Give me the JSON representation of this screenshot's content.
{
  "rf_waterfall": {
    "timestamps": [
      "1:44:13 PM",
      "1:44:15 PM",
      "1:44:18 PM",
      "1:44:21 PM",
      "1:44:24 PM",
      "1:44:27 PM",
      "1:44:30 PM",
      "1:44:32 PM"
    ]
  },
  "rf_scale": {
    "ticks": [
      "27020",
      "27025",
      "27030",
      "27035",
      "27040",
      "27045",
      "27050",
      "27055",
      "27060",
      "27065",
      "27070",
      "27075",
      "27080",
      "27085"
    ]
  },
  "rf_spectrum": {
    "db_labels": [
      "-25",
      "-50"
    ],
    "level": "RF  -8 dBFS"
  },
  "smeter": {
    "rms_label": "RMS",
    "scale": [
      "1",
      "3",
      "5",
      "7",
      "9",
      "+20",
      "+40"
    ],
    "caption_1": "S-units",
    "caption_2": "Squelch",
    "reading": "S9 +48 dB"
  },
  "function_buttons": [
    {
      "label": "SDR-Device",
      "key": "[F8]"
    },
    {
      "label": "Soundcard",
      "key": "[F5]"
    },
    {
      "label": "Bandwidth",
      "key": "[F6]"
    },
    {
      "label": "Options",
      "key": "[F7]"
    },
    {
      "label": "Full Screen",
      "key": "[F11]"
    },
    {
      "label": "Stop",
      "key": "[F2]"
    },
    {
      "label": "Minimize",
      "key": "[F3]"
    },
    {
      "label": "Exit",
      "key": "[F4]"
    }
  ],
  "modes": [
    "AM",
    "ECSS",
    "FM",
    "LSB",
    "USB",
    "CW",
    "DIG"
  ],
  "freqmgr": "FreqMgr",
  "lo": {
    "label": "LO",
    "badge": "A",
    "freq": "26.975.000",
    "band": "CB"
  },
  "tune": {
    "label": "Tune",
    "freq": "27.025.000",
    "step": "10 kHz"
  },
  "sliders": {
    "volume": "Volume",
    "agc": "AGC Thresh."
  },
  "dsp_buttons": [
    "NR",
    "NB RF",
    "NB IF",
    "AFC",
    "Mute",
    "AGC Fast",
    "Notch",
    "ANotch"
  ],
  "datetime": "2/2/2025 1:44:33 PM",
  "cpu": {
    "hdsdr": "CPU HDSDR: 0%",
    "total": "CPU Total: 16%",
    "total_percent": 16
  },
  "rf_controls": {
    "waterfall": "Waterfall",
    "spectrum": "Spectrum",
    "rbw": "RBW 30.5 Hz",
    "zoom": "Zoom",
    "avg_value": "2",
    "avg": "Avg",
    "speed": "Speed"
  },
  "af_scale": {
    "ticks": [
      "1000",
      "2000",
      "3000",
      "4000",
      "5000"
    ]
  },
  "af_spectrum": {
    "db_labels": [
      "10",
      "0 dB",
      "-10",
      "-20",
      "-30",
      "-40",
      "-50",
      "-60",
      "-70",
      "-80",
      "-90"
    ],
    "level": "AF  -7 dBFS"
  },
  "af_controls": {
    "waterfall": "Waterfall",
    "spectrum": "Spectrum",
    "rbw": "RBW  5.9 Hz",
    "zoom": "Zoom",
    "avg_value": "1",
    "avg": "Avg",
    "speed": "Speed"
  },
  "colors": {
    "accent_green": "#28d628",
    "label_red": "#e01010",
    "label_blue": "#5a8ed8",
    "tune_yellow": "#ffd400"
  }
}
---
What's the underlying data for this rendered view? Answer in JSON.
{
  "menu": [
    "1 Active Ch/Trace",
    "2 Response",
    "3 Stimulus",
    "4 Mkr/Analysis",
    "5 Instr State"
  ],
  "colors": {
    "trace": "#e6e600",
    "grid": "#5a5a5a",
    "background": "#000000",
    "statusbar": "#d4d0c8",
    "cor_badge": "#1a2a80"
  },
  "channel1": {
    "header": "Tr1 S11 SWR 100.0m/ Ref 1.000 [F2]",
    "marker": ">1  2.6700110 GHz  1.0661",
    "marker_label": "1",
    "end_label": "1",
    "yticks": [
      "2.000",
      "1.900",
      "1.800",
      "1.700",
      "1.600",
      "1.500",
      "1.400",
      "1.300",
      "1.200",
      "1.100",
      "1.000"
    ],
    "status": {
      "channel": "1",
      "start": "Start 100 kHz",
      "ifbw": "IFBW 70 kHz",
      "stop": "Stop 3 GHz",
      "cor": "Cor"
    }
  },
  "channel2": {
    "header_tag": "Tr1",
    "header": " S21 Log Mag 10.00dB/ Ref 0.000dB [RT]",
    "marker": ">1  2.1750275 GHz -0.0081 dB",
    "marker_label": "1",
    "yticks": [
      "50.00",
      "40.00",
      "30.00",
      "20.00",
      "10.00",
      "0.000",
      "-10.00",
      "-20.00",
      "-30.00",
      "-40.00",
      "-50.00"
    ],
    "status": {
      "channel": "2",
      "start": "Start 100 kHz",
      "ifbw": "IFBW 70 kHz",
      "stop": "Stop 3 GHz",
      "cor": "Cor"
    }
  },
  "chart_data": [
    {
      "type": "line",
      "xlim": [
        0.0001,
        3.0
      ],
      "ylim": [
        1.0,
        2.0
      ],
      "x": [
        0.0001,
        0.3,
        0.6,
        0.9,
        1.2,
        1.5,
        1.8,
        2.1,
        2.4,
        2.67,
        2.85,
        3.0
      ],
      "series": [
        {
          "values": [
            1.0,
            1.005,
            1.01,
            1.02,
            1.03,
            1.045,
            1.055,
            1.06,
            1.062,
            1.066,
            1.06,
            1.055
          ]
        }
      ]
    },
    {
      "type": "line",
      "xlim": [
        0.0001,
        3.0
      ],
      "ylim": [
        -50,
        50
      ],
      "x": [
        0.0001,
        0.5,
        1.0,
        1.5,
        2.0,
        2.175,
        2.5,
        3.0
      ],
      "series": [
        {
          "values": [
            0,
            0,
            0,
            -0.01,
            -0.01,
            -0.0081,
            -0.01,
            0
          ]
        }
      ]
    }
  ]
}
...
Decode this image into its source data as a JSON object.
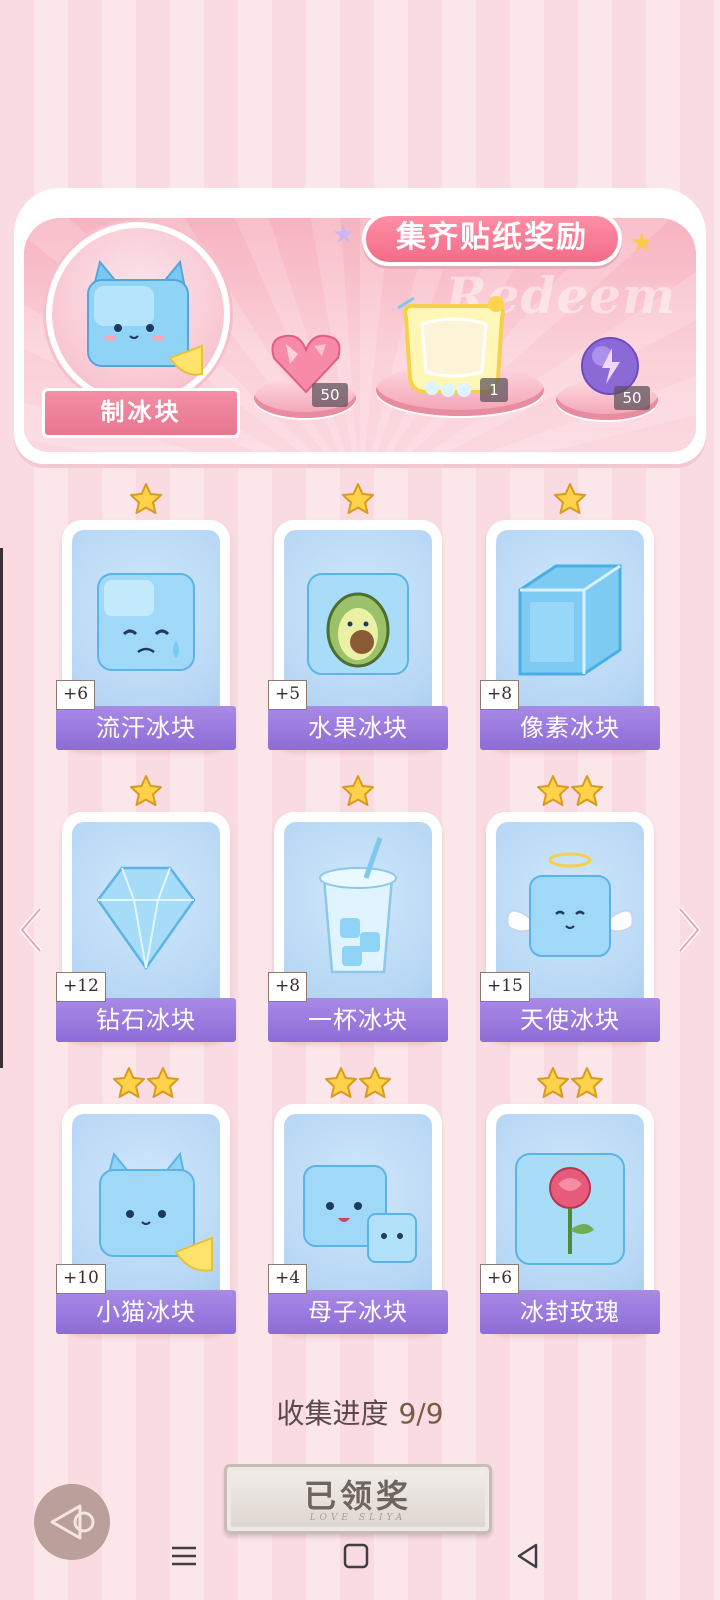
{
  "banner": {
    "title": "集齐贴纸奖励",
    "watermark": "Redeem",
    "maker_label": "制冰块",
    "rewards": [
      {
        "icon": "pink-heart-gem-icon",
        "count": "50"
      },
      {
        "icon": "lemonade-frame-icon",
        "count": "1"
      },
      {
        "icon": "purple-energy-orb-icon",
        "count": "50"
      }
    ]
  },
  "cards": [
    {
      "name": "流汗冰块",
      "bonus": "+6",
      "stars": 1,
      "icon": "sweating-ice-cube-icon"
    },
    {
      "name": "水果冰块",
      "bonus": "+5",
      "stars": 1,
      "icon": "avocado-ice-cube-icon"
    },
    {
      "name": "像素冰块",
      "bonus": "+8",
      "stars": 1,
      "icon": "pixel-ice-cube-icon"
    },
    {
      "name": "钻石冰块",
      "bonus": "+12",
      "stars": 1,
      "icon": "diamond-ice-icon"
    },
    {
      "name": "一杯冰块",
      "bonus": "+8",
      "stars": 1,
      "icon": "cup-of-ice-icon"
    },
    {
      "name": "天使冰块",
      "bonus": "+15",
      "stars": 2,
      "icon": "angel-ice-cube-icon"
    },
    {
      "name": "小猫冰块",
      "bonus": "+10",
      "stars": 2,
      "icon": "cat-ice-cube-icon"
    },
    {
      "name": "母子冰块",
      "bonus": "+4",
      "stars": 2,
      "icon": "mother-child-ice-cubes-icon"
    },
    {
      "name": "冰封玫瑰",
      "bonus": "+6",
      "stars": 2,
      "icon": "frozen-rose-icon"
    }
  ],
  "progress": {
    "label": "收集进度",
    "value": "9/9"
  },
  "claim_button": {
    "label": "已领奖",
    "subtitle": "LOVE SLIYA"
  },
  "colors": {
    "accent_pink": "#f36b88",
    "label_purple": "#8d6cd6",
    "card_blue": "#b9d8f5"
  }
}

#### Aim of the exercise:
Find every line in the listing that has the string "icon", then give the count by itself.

#### Response:
12